Action item: Return each line of the records holding the string "arrow".

Listed entries:
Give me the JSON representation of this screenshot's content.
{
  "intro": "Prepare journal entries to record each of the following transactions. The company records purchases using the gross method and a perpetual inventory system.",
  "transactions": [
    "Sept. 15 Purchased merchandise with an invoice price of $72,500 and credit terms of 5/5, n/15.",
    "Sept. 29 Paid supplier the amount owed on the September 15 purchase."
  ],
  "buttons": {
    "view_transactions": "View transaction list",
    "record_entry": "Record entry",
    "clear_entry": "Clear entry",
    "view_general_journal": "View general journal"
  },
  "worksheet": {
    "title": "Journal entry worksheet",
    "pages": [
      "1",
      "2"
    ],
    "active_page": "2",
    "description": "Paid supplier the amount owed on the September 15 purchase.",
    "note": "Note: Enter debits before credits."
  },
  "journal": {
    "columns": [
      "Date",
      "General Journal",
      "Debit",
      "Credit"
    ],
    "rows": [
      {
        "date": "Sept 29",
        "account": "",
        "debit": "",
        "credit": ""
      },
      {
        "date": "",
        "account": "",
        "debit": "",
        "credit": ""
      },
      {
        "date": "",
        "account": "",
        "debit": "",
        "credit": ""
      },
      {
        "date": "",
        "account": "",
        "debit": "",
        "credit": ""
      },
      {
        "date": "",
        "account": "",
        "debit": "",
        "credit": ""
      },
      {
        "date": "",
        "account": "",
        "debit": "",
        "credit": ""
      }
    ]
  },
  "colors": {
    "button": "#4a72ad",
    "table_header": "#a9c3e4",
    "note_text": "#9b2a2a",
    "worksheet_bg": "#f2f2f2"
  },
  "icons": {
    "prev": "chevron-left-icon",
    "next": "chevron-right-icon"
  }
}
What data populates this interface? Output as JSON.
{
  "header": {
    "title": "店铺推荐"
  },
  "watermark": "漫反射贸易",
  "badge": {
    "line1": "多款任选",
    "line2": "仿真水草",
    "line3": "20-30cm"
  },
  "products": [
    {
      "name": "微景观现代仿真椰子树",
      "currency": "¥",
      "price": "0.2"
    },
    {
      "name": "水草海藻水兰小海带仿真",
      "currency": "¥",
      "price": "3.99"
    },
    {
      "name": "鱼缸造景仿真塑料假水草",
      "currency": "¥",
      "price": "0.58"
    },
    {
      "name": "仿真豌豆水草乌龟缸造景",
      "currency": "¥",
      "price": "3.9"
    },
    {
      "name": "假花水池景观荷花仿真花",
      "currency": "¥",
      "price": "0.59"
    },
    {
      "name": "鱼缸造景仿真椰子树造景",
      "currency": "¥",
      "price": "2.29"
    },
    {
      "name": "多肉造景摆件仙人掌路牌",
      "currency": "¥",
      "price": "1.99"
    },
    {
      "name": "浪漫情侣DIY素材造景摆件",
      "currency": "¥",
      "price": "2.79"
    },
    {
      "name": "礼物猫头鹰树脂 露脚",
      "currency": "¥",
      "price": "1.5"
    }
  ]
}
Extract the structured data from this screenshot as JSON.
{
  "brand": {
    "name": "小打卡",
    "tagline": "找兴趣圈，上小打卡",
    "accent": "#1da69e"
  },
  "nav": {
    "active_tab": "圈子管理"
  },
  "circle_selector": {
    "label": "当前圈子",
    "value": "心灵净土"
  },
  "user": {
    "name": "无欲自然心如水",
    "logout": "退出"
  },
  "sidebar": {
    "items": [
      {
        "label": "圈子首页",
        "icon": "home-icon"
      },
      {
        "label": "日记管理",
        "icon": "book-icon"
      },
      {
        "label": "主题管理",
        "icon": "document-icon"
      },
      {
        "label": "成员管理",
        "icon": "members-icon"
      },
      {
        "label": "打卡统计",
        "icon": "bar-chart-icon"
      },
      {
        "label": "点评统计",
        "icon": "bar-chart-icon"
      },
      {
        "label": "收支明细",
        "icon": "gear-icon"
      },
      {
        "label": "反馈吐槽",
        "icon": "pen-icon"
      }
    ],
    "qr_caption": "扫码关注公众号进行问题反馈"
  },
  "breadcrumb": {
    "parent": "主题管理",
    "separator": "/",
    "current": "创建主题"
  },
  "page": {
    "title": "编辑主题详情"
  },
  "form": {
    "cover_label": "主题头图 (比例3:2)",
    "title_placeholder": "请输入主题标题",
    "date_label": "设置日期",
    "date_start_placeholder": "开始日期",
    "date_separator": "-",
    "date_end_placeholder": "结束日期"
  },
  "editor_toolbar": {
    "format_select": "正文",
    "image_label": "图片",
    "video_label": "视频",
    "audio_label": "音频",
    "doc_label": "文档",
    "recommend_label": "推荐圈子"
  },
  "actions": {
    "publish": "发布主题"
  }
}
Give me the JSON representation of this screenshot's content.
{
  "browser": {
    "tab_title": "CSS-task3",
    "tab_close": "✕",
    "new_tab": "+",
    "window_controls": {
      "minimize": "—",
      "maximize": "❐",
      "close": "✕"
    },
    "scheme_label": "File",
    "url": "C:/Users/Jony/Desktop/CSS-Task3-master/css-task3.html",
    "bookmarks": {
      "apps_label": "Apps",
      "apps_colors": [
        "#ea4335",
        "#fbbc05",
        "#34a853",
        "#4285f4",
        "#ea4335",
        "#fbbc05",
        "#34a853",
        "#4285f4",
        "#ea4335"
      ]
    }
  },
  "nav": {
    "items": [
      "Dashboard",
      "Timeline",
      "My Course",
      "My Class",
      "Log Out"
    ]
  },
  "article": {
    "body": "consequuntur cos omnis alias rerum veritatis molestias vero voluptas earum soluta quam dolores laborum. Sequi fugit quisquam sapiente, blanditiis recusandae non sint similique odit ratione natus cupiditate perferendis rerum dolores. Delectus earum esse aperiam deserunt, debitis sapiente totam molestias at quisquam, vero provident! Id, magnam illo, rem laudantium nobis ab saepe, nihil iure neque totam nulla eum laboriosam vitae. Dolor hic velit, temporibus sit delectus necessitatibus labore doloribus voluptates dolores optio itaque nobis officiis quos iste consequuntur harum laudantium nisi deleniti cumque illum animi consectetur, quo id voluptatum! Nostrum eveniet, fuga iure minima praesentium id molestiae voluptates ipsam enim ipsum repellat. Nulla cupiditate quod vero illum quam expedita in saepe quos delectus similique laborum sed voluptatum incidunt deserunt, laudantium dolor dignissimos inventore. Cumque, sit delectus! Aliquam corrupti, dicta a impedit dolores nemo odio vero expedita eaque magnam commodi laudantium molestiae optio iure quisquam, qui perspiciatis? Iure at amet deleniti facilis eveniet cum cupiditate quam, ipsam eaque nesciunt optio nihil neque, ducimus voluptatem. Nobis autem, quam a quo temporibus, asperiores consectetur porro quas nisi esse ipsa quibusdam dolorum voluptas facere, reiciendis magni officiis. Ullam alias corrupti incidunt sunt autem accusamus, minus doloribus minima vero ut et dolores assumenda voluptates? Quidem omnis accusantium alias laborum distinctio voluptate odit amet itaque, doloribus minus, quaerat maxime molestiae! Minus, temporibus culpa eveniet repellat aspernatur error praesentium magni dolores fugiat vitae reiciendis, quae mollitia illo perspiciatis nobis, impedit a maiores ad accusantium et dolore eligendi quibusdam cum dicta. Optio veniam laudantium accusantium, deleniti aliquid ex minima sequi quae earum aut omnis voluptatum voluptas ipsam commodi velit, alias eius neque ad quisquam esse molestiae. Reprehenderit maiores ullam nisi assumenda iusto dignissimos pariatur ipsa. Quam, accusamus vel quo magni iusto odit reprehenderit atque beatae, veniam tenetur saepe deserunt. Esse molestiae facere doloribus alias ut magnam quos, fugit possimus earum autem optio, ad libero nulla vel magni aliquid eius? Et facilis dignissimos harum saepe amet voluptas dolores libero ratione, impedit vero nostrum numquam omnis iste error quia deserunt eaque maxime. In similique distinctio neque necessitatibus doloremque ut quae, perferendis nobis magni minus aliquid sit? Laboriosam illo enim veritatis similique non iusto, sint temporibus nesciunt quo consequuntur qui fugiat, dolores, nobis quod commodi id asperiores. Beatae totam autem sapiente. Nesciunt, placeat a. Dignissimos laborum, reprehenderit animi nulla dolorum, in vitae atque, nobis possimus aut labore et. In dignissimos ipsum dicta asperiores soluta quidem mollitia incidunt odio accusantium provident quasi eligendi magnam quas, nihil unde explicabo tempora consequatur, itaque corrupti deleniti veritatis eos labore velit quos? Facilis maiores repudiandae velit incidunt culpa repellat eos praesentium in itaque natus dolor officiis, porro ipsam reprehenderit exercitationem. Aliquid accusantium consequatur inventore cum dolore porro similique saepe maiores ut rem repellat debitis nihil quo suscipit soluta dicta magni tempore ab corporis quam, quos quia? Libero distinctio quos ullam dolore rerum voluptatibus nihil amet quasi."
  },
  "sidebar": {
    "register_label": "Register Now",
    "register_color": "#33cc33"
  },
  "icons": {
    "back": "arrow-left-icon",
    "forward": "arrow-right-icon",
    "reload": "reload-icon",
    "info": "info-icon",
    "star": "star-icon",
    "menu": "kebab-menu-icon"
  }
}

Written solution:
    "back": "arrow-left-icon",
    "forward": "arrow-right-icon",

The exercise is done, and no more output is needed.